Dataset rows for apps and sites

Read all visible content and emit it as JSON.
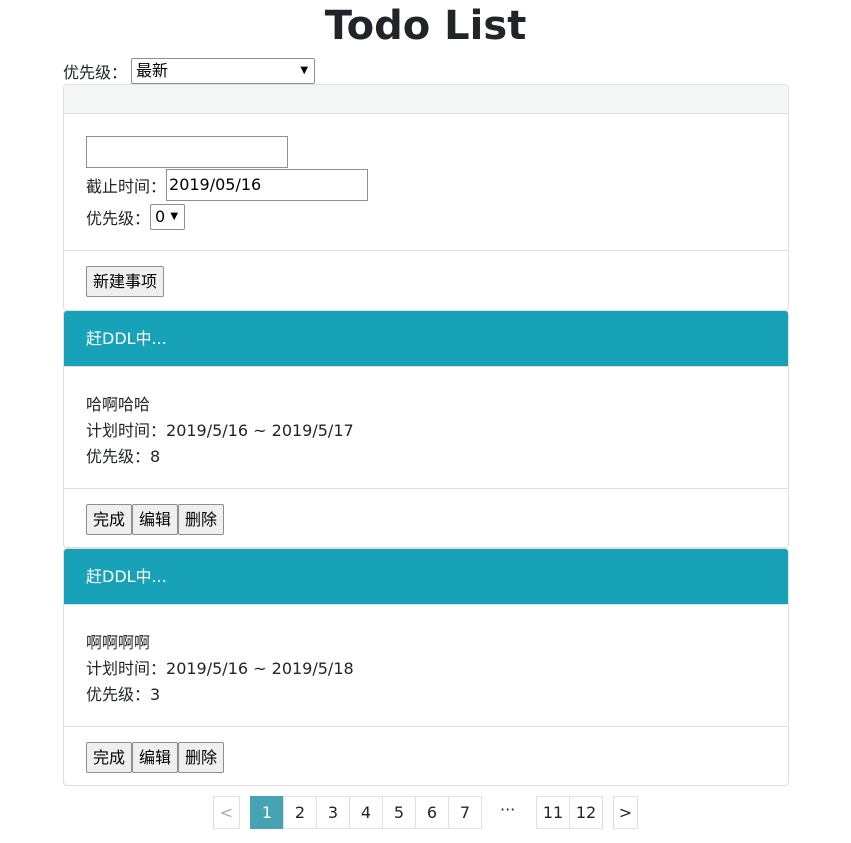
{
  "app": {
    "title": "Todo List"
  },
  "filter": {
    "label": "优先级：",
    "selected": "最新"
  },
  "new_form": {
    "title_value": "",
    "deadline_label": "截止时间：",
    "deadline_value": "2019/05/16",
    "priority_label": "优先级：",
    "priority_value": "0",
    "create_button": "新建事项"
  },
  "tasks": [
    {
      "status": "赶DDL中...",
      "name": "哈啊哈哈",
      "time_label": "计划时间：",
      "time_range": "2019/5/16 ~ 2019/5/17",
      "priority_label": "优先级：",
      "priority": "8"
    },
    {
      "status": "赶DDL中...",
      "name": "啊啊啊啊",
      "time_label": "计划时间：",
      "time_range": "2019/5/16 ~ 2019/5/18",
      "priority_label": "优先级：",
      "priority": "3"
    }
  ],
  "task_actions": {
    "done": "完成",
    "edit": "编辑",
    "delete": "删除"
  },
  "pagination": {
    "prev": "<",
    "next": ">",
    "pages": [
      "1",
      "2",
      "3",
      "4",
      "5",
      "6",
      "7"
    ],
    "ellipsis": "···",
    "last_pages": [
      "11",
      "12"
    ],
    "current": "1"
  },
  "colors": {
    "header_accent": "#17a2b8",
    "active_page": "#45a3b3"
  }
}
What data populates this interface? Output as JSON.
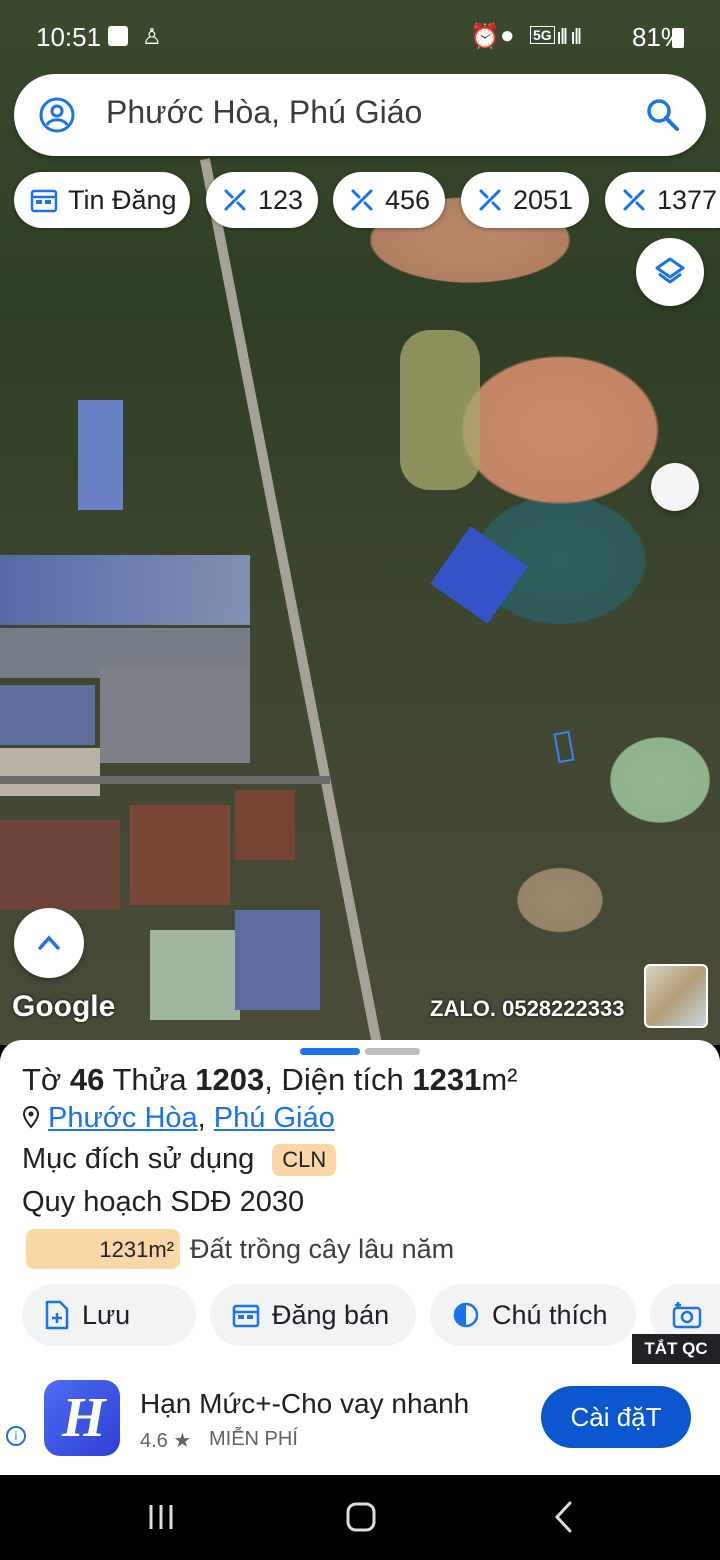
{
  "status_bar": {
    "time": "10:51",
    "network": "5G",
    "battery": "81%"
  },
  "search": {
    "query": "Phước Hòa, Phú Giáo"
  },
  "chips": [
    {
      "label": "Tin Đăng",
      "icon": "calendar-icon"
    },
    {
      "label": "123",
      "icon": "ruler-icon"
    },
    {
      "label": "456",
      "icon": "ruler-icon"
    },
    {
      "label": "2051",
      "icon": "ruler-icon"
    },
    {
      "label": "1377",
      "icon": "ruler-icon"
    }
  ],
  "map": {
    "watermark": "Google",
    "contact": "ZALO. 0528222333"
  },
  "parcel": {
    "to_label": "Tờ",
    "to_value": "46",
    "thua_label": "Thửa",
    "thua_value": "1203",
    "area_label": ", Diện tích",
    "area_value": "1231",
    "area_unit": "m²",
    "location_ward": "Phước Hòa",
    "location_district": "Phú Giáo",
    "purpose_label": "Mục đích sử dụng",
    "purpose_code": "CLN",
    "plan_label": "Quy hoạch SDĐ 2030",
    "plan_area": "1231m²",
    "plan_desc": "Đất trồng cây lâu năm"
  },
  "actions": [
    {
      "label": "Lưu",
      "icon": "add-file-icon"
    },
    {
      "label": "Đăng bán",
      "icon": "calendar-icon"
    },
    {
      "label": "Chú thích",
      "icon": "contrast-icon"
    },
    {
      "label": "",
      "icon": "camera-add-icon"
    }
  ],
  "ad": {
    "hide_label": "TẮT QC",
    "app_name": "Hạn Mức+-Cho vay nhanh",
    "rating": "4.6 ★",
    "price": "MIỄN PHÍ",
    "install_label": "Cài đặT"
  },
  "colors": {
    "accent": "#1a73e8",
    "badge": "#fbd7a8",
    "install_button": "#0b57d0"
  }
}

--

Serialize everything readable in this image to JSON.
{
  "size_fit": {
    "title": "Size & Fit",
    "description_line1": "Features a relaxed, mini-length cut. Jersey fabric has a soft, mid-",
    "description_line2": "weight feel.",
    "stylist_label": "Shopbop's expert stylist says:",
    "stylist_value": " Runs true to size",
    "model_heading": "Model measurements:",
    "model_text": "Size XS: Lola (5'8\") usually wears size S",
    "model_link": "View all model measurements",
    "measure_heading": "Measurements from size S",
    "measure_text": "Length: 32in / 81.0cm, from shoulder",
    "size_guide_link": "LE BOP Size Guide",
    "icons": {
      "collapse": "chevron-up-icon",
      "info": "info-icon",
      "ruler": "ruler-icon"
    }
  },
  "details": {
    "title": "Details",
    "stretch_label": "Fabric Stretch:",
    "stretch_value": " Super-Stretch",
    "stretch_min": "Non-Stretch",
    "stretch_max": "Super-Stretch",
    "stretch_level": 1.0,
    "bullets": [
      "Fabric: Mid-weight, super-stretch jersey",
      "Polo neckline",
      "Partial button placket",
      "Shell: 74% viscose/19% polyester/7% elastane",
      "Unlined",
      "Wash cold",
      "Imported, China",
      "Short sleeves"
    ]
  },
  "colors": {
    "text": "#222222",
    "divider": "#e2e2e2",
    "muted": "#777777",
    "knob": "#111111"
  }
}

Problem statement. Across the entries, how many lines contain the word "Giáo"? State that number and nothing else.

Exercise answer. 2